■ Work instruction
Retype the whole listing below, character for character.

•••

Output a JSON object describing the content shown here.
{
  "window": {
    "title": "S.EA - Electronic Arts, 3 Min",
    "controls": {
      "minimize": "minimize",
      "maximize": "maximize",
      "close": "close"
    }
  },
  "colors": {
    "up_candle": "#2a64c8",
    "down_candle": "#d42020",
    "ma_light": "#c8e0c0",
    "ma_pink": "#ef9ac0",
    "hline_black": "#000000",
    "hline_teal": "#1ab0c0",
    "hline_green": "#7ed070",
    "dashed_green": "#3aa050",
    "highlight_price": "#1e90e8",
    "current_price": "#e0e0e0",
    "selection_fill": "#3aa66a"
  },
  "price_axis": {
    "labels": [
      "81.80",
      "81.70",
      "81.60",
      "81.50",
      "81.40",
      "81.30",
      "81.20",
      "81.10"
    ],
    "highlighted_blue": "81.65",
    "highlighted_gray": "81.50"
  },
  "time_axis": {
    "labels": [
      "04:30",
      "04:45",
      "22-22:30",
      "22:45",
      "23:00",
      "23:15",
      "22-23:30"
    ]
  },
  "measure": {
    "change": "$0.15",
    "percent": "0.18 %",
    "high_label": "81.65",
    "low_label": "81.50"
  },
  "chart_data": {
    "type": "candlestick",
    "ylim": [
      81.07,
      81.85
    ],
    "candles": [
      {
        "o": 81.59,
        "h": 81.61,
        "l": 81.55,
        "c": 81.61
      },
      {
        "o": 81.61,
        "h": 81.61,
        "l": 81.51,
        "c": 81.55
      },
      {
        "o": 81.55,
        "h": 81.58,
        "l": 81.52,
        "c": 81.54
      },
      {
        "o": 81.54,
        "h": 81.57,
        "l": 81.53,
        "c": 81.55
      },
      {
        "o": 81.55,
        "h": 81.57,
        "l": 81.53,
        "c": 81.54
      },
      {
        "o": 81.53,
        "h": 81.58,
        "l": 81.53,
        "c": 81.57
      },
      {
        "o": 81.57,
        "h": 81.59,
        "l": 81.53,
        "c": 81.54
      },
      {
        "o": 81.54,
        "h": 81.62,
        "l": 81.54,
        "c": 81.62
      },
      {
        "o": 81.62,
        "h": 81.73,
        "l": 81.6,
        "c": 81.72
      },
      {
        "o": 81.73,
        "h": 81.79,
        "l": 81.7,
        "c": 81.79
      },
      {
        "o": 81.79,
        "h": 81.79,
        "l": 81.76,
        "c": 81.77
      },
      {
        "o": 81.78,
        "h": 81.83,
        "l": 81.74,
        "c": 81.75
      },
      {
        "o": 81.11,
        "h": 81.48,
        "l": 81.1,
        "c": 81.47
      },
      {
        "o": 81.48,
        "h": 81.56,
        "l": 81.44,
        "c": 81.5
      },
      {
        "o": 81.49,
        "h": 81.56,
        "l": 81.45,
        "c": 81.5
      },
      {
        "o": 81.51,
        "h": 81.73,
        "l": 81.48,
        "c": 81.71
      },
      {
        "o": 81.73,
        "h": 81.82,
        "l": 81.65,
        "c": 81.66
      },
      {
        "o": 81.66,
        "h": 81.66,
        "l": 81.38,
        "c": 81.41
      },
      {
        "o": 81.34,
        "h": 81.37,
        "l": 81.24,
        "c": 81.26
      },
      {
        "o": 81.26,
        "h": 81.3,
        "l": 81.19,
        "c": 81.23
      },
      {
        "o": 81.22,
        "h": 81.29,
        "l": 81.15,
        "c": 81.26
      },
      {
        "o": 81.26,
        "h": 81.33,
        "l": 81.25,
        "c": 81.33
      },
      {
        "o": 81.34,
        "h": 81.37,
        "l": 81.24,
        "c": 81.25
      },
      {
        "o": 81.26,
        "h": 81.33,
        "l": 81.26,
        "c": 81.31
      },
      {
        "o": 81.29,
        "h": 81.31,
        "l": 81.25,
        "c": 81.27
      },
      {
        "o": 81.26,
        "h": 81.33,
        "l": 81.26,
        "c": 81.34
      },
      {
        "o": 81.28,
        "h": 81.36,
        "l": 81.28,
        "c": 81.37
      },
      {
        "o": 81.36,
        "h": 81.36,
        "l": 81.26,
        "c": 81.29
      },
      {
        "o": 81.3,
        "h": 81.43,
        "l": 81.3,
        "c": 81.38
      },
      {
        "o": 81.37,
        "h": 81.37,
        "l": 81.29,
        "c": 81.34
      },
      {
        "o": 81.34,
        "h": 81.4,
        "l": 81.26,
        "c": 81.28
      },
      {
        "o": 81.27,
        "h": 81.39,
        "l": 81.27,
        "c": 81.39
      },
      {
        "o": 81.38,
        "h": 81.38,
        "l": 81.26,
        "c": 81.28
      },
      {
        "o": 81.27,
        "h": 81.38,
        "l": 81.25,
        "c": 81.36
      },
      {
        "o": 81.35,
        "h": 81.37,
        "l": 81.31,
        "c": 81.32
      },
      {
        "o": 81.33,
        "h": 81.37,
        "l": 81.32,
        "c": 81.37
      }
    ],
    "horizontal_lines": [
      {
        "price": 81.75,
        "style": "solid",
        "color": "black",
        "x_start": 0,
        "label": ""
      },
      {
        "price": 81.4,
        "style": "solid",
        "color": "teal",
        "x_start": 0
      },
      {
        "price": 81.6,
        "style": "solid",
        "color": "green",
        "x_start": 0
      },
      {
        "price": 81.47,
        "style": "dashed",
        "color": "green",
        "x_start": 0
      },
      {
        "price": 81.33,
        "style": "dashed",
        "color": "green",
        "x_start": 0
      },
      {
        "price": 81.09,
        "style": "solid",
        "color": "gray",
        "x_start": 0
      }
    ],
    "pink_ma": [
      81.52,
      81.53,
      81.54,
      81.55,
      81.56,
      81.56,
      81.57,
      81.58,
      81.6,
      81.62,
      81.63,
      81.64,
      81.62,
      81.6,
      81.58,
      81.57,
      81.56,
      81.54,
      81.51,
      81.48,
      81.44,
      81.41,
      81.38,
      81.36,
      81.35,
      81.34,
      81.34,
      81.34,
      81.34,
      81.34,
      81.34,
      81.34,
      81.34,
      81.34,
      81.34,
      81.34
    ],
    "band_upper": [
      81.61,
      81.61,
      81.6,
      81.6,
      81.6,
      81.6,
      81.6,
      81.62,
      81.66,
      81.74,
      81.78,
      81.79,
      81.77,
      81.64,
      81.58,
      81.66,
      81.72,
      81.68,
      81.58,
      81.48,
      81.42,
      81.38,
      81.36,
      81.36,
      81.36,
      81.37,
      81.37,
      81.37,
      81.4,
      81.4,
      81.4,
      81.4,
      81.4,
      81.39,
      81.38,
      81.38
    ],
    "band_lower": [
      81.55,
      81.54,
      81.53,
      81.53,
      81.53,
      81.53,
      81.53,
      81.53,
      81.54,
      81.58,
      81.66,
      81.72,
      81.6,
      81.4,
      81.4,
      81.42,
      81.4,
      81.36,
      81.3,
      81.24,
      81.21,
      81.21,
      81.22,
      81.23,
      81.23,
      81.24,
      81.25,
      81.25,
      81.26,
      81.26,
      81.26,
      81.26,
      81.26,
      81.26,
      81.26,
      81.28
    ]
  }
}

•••

■ Result of this exercise
Output a JSON object describing the content shown here.
{
  "window": {
    "title": "S.EA - Electronic Arts, 3 Min",
    "controls": {
      "minimize": "minimize",
      "maximize": "maximize",
      "close": "close"
    }
  },
  "colors": {
    "up_candle": "#2a64c8",
    "down_candle": "#d42020",
    "ma_light": "#c8e0c0",
    "ma_pink": "#ef9ac0",
    "hline_black": "#000000",
    "hline_teal": "#1ab0c0",
    "hline_green": "#7ed070",
    "dashed_green": "#3aa050",
    "highlight_price": "#1e90e8",
    "current_price": "#e0e0e0",
    "selection_fill": "#3aa66a"
  },
  "price_axis": {
    "labels": [
      "81.80",
      "81.70",
      "81.60",
      "81.50",
      "81.40",
      "81.30",
      "81.20",
      "81.10"
    ],
    "highlighted_blue": "81.65",
    "highlighted_gray": "81.50"
  },
  "time_axis": {
    "labels": [
      "04:30",
      "04:45",
      "22-22:30",
      "22:45",
      "23:00",
      "23:15",
      "22-23:30"
    ]
  },
  "measure": {
    "change": "$0.15",
    "percent": "0.18 %",
    "high_label": "81.65",
    "low_label": "81.50"
  },
  "chart_data": {
    "type": "candlestick",
    "ylim": [
      81.07,
      81.85
    ],
    "candles": [
      {
        "o": 81.59,
        "h": 81.61,
        "l": 81.55,
        "c": 81.61
      },
      {
        "o": 81.61,
        "h": 81.61,
        "l": 81.51,
        "c": 81.55
      },
      {
        "o": 81.55,
        "h": 81.58,
        "l": 81.52,
        "c": 81.54
      },
      {
        "o": 81.54,
        "h": 81.57,
        "l": 81.53,
        "c": 81.55
      },
      {
        "o": 81.55,
        "h": 81.57,
        "l": 81.53,
        "c": 81.54
      },
      {
        "o": 81.53,
        "h": 81.58,
        "l": 81.53,
        "c": 81.57
      },
      {
        "o": 81.57,
        "h": 81.59,
        "l": 81.53,
        "c": 81.54
      },
      {
        "o": 81.54,
        "h": 81.62,
        "l": 81.54,
        "c": 81.62
      },
      {
        "o": 81.62,
        "h": 81.73,
        "l": 81.6,
        "c": 81.72
      },
      {
        "o": 81.73,
        "h": 81.79,
        "l": 81.7,
        "c": 81.79
      },
      {
        "o": 81.79,
        "h": 81.79,
        "l": 81.76,
        "c": 81.77
      },
      {
        "o": 81.78,
        "h": 81.83,
        "l": 81.74,
        "c": 81.75
      },
      {
        "o": 81.11,
        "h": 81.48,
        "l": 81.1,
        "c": 81.47
      },
      {
        "o": 81.48,
        "h": 81.56,
        "l": 81.44,
        "c": 81.5
      },
      {
        "o": 81.49,
        "h": 81.56,
        "l": 81.45,
        "c": 81.5
      },
      {
        "o": 81.51,
        "h": 81.73,
        "l": 81.48,
        "c": 81.71
      },
      {
        "o": 81.73,
        "h": 81.82,
        "l": 81.65,
        "c": 81.66
      },
      {
        "o": 81.66,
        "h": 81.66,
        "l": 81.38,
        "c": 81.41
      },
      {
        "o": 81.34,
        "h": 81.37,
        "l": 81.24,
        "c": 81.26
      },
      {
        "o": 81.26,
        "h": 81.3,
        "l": 81.19,
        "c": 81.23
      },
      {
        "o": 81.22,
        "h": 81.29,
        "l": 81.15,
        "c": 81.26
      },
      {
        "o": 81.26,
        "h": 81.33,
        "l": 81.25,
        "c": 81.33
      },
      {
        "o": 81.34,
        "h": 81.37,
        "l": 81.24,
        "c": 81.25
      },
      {
        "o": 81.26,
        "h": 81.33,
        "l": 81.26,
        "c": 81.31
      },
      {
        "o": 81.29,
        "h": 81.31,
        "l": 81.25,
        "c": 81.27
      },
      {
        "o": 81.26,
        "h": 81.33,
        "l": 81.26,
        "c": 81.34
      },
      {
        "o": 81.28,
        "h": 81.36,
        "l": 81.28,
        "c": 81.37
      },
      {
        "o": 81.36,
        "h": 81.36,
        "l": 81.26,
        "c": 81.29
      },
      {
        "o": 81.3,
        "h": 81.43,
        "l": 81.3,
        "c": 81.38
      },
      {
        "o": 81.37,
        "h": 81.37,
        "l": 81.29,
        "c": 81.34
      },
      {
        "o": 81.34,
        "h": 81.4,
        "l": 81.26,
        "c": 81.28
      },
      {
        "o": 81.27,
        "h": 81.39,
        "l": 81.27,
        "c": 81.39
      },
      {
        "o": 81.38,
        "h": 81.38,
        "l": 81.26,
        "c": 81.28
      },
      {
        "o": 81.27,
        "h": 81.38,
        "l": 81.25,
        "c": 81.36
      },
      {
        "o": 81.35,
        "h": 81.37,
        "l": 81.31,
        "c": 81.32
      },
      {
        "o": 81.33,
        "h": 81.37,
        "l": 81.32,
        "c": 81.37
      }
    ],
    "horizontal_lines": [
      {
        "price": 81.75,
        "style": "solid",
        "color": "black",
        "x_start": 0,
        "label": ""
      },
      {
        "price": 81.4,
        "style": "solid",
        "color": "teal",
        "x_start": 0
      },
      {
        "price": 81.6,
        "style": "solid",
        "color": "green",
        "x_start": 0
      },
      {
        "price": 81.47,
        "style": "dashed",
        "color": "green",
        "x_start": 0
      },
      {
        "price": 81.33,
        "style": "dashed",
        "color": "green",
        "x_start": 0
      },
      {
        "price": 81.09,
        "style": "solid",
        "color": "gray",
        "x_start": 0
      }
    ],
    "pink_ma": [
      81.52,
      81.53,
      81.54,
      81.55,
      81.56,
      81.56,
      81.57,
      81.58,
      81.6,
      81.62,
      81.63,
      81.64,
      81.62,
      81.6,
      81.58,
      81.57,
      81.56,
      81.54,
      81.51,
      81.48,
      81.44,
      81.41,
      81.38,
      81.36,
      81.35,
      81.34,
      81.34,
      81.34,
      81.34,
      81.34,
      81.34,
      81.34,
      81.34,
      81.34,
      81.34,
      81.34
    ],
    "band_upper": [
      81.61,
      81.61,
      81.6,
      81.6,
      81.6,
      81.6,
      81.6,
      81.62,
      81.66,
      81.74,
      81.78,
      81.79,
      81.77,
      81.64,
      81.58,
      81.66,
      81.72,
      81.68,
      81.58,
      81.48,
      81.42,
      81.38,
      81.36,
      81.36,
      81.36,
      81.37,
      81.37,
      81.37,
      81.4,
      81.4,
      81.4,
      81.4,
      81.4,
      81.39,
      81.38,
      81.38
    ],
    "band_lower": [
      81.55,
      81.54,
      81.53,
      81.53,
      81.53,
      81.53,
      81.53,
      81.53,
      81.54,
      81.58,
      81.66,
      81.72,
      81.6,
      81.4,
      81.4,
      81.42,
      81.4,
      81.36,
      81.3,
      81.24,
      81.21,
      81.21,
      81.22,
      81.23,
      81.23,
      81.24,
      81.25,
      81.25,
      81.26,
      81.26,
      81.26,
      81.26,
      81.26,
      81.26,
      81.26,
      81.28
    ]
  }
}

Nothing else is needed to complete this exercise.